◆ WHAT NEEDS TO BE DONE: Gather all lines in the records below that include the word "structured".

(Records contained in a dataset)
[Start of section]
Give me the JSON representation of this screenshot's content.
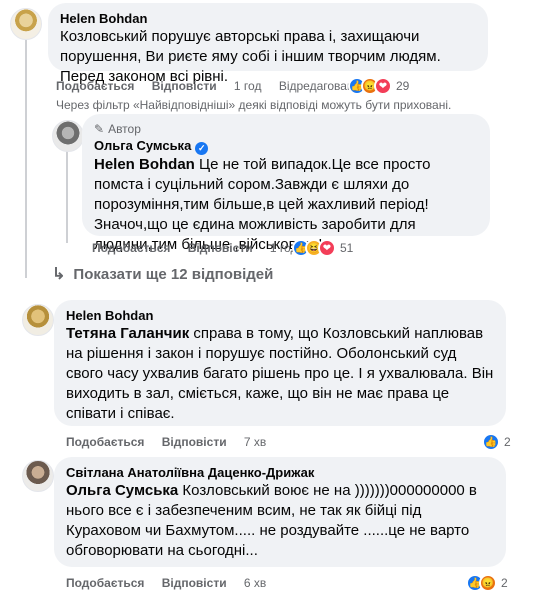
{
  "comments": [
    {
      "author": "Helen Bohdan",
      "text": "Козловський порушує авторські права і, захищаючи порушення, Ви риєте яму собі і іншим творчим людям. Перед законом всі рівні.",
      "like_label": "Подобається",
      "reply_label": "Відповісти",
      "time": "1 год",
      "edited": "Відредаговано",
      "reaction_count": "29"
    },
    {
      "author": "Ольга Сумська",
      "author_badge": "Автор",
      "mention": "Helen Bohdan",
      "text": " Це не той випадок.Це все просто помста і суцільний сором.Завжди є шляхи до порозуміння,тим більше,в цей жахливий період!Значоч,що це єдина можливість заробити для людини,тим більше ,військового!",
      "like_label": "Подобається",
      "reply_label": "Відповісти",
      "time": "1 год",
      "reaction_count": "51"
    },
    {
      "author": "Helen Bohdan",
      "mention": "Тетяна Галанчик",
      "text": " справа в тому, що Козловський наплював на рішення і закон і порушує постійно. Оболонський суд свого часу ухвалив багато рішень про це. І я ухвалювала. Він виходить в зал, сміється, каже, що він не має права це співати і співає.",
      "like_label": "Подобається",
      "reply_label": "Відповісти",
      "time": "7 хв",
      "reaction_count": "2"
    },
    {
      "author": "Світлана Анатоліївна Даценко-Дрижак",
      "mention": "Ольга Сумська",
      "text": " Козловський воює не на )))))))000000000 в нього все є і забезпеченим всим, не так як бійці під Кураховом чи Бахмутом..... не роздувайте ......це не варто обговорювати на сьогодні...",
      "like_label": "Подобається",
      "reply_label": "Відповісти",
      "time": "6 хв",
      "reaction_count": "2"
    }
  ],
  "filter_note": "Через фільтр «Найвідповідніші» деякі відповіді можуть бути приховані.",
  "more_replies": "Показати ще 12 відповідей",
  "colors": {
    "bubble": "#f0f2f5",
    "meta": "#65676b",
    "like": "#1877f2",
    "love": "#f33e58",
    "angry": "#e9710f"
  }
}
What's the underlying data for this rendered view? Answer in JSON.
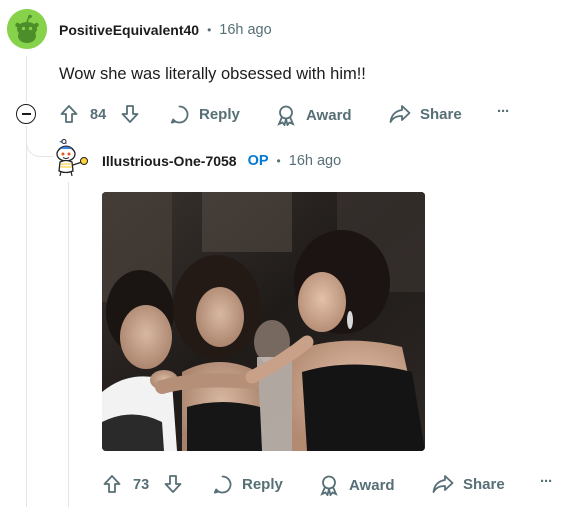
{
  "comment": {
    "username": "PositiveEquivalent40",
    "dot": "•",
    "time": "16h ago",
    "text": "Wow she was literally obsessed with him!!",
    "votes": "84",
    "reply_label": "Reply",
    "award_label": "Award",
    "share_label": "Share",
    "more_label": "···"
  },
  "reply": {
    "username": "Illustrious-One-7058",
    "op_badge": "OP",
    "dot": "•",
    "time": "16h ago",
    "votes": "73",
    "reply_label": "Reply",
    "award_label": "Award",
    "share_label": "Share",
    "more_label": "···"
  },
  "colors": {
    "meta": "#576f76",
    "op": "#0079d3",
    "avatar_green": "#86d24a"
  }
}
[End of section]
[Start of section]
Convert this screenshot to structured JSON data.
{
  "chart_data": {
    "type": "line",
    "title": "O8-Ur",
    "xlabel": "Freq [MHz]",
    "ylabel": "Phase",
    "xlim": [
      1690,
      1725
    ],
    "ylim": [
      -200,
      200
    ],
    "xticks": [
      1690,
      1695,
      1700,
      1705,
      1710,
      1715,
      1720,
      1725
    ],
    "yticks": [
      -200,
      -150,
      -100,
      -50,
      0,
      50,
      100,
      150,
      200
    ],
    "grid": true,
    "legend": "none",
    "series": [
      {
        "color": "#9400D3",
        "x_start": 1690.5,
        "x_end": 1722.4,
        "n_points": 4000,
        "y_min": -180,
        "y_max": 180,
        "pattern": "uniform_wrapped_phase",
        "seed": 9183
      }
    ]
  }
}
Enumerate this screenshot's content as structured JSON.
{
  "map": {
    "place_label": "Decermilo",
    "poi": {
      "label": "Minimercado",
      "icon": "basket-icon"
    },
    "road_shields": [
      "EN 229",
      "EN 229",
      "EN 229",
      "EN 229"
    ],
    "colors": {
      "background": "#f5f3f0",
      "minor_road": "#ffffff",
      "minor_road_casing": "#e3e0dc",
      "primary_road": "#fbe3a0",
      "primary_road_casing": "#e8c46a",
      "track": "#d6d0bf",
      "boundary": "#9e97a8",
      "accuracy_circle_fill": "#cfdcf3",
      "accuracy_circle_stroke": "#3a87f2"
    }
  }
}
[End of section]
◆ TASK SOLUTION:
Convert this screenshot to structured JSON data.
Enumerate this screenshot's content as structured JSON.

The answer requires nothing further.